Lord Stanley of Preston introduced hockey's Stanley Cup trophy

Early Hockey Leagues History

In 1888, the Governor General of Canada, Lord Stanley of Preston (whose sons and daughter were hockey enthusiasts), first attended the Montreal Winter Carnival tournament and was impressed with the game. In 1892, realizing that there was no recognition for the best team in Canada (although a number of leagues (read more)

The Stanley Cup was first awarded in 1893 to Canada's top-ranking amateur ice hockey club. Professional teams first became eligible to challenge for the Stanley Cup in 1906. The winner is determined by various challenge games and league play. In 1915, the NHA and PCHA reached an agreement in which their respective champions would face each other annually for the Stanley Cup. In 1926, it became the de facto championship trophy of the NHL.
Logo for Western Canada Hockey League
WHL: 1921-1926 (6 seasons)

Centered in smaller cities, WHL teams eventually resorted to selling players to their richer NHL rivals to stay afloat.

Logo for Pacific Coast Hockey Association
PCHA: 1912-1924 (13 seasons)

Oriented in western Canada and the western U.S., eventually merged with the Western Canada Hockey League (WHL)

Logo for National Hockey League
NHL: 1918- (102 seasons)

Founded to replacement to the NHA. Expanded into the U.S. in 1924 to emerge as the sole North American hockey league.

Logo for National Hockey Association
NHA: 1910-1918 (9 seasons)

NHA suspended operations in order to oust unwanted owner . Remaining league owners then started today's NHL.

Emmett Quinn, League secretary of the Canadian Hockey Association (CHA)
CHA: 1910-1910 (1 season)

Three teams from ECHA formed the new CHA, which only lasted a few weeks, as two of the teams quickly moved to NHA.

William Northey, co-founder of the Eastern Canada Hockey Association (ECHA)
ECHA: 1908-1909 (2 seasons)

Shed its amateur status in 1908, leading to amateurs playing for the Allan Cup, and professionals playing for Stanley Cup.

Logo for Ontario Professional Hockey League
OPHL: 1908-1911 (4 seasons)

Sometimes referred to as the Trolley League, rose in popularity followning collapse of the IHL.

Jack Armytage, president of 10-time champ  Winnipeg in the Manitoba Professional Hockey League (MPHL)
MPHL: 1905-1908 (4 seasons)

Started as Mabitoba Hockey Association (MHA), an elite amateur league in 1892, turning professional as the WPHL in 1905.

William Foran, founded the Federal Hockey League
FHL: 1904-1909 (6 seasons)

Formed to provide a league for teams not accepted by the rival CAHL, but dissolved with the formation of the NHA.

Jack 'Doc' Gibson, founded the International Professional Hockey League (IHL)
IHL: 1904-1907 (4 seasons)

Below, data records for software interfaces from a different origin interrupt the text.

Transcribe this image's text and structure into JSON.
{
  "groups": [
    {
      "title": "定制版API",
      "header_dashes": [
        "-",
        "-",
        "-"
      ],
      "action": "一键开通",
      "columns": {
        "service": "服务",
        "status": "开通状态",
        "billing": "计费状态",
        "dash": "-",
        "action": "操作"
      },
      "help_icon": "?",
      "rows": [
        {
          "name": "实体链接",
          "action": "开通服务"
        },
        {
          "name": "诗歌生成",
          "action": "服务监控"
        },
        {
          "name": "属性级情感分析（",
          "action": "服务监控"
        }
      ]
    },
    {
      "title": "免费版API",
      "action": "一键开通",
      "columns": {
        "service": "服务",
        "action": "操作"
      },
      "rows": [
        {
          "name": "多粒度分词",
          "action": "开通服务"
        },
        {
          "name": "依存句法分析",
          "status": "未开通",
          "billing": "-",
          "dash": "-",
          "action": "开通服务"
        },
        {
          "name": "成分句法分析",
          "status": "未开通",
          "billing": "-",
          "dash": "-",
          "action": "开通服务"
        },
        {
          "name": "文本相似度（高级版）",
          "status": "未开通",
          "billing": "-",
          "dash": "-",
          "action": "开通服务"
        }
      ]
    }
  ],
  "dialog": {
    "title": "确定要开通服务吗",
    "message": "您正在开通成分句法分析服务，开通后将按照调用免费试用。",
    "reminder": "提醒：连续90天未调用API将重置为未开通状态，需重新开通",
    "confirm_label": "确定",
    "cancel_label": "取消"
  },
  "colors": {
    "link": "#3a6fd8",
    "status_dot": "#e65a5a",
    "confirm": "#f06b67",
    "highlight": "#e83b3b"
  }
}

The first fully professional league, instrumental in changing the nature of ice hockey from amateur to professional.

Arthur Sixsmith, founded creation of the Western Pennsylvania Hockey League (WPHL)
WPHL: 1896-1910 (15 seasons)

The pre-eminent ice hockey league in the U.S., it was the first organization to openly hire and trade players.

Albert Edward Swift, Vice President of the Canadian Amateur Hockey League (CAHL)
CAHL: 1899-1905 (7 seasons)

Early men's amateur hockey league, with a growing focus on revenues. Replaced the organization that was AHAC.

Mr. Thomas D. Green, President of the Amateur Hockey Association of Canada (AHAC)
AHAC: 1886-1898 (13 seasons)

Organized to provide a longer season to determine the Canadian champion, the first winner of the newly introduced Stanley Cup.